Start of SOURCE DATA

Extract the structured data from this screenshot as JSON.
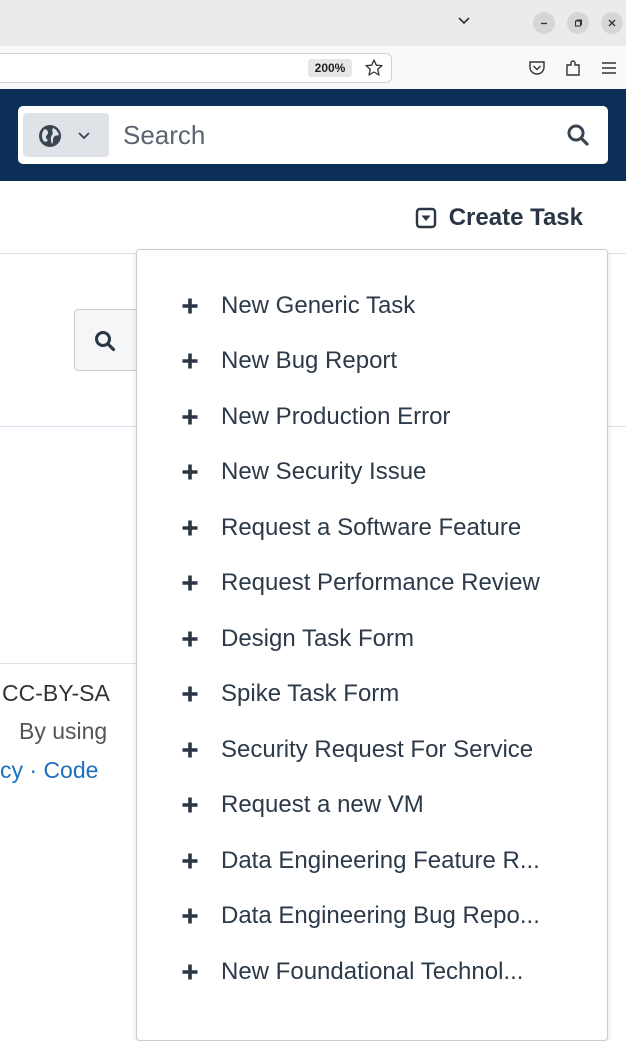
{
  "browser": {
    "zoom": "200%"
  },
  "header": {
    "search_placeholder": "Search"
  },
  "page": {
    "create_task_label": "Create Task",
    "footer_line1": "CC-BY-SA",
    "footer_line2": "By using",
    "footer_line3": "cy · Code"
  },
  "dropdown": {
    "items": [
      {
        "label": "New Generic Task",
        "icon": "plus-icon"
      },
      {
        "label": "New Bug Report",
        "icon": "plus-icon"
      },
      {
        "label": "New Production Error",
        "icon": "plus-icon"
      },
      {
        "label": "New Security Issue",
        "icon": "plus-icon"
      },
      {
        "label": "Request a Software Feature",
        "icon": "plus-icon"
      },
      {
        "label": "Request Performance Review",
        "icon": "plus-icon"
      },
      {
        "label": "Design Task Form",
        "icon": "plus-icon"
      },
      {
        "label": "Spike Task Form",
        "icon": "plus-icon"
      },
      {
        "label": "Security Request For Service",
        "icon": "plus-icon"
      },
      {
        "label": "Request a new VM",
        "icon": "plus-icon"
      },
      {
        "label": "Data Engineering Feature R...",
        "icon": "plus-icon"
      },
      {
        "label": "Data Engineering Bug Repo...",
        "icon": "plus-icon"
      },
      {
        "label": "New Foundational Technol...",
        "icon": "plus-icon"
      }
    ]
  },
  "colors": {
    "header_bg": "#0c2f57",
    "link": "#1f6fbf",
    "menu_text": "#2d3a49"
  }
}
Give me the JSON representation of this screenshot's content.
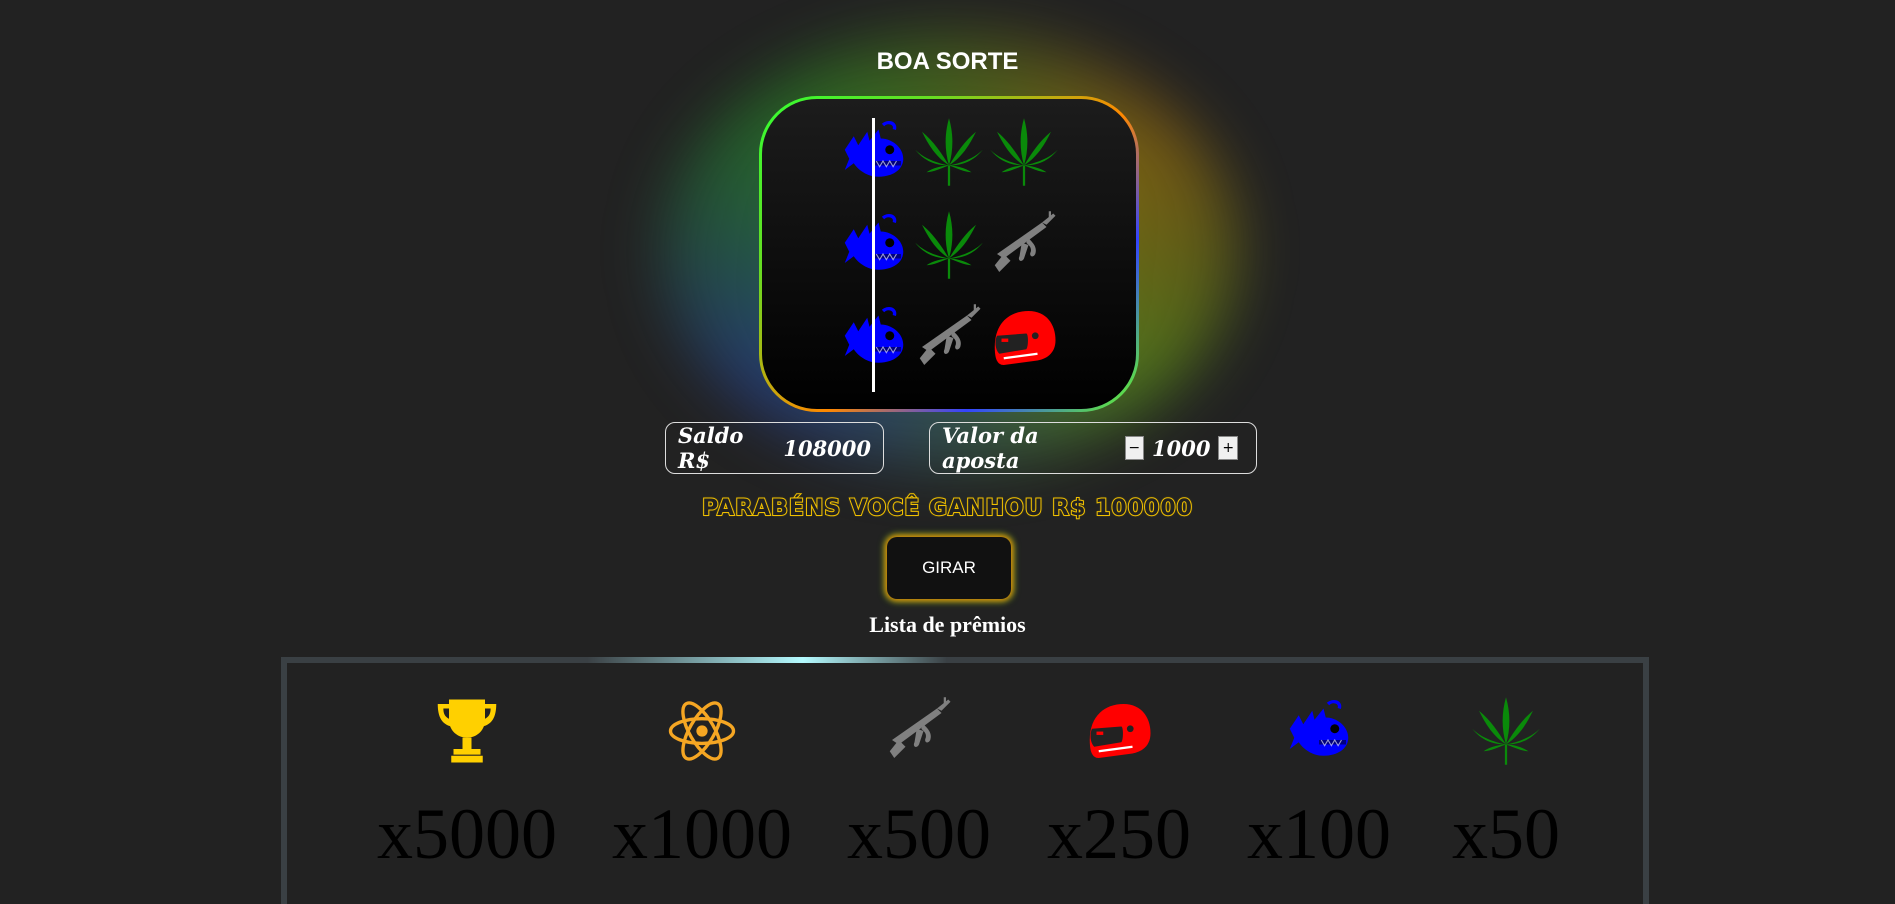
{
  "header": {
    "title": "BOA SORTE"
  },
  "reels": {
    "rows": [
      [
        "fish-icon",
        "leaf-icon",
        "leaf-icon"
      ],
      [
        "fish-icon",
        "leaf-icon",
        "rifle-icon"
      ],
      [
        "fish-icon",
        "rifle-icon",
        "helmet-icon"
      ]
    ]
  },
  "balance": {
    "label": "Saldo R$",
    "value": "108000"
  },
  "bet": {
    "label": "Valor da aposta",
    "decrement": "−",
    "value": "1000",
    "increment": "+"
  },
  "message": {
    "text": "PARABÉNS VOCÊ GANHOU R$ 100000"
  },
  "spin_button": {
    "label": "GIRAR"
  },
  "prizes": {
    "heading": "Lista de prêmios",
    "items": [
      {
        "icon": "trophy-icon",
        "multiplier": "x5000"
      },
      {
        "icon": "atom-icon",
        "multiplier": "x1000"
      },
      {
        "icon": "rifle-icon",
        "multiplier": "x500"
      },
      {
        "icon": "helmet-icon",
        "multiplier": "x250"
      },
      {
        "icon": "fish-icon",
        "multiplier": "x100"
      },
      {
        "icon": "leaf-icon",
        "multiplier": "x50"
      }
    ]
  },
  "colors": {
    "fish": "#0000ff",
    "leaf": "#0a8a0a",
    "rifle": "#808080",
    "helmet": "#ff0000",
    "trophy": "#ffd000",
    "atom": "#f5a623",
    "message": "#f0c000"
  }
}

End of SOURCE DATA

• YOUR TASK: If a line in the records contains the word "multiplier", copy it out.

• ANSWER SPACE:
        "multiplier": "x5000"
        "multiplier": "x1000"
        "multiplier": "x500"
        "multiplier": "x250"
        "multiplier": "x100"
        "multiplier": "x50"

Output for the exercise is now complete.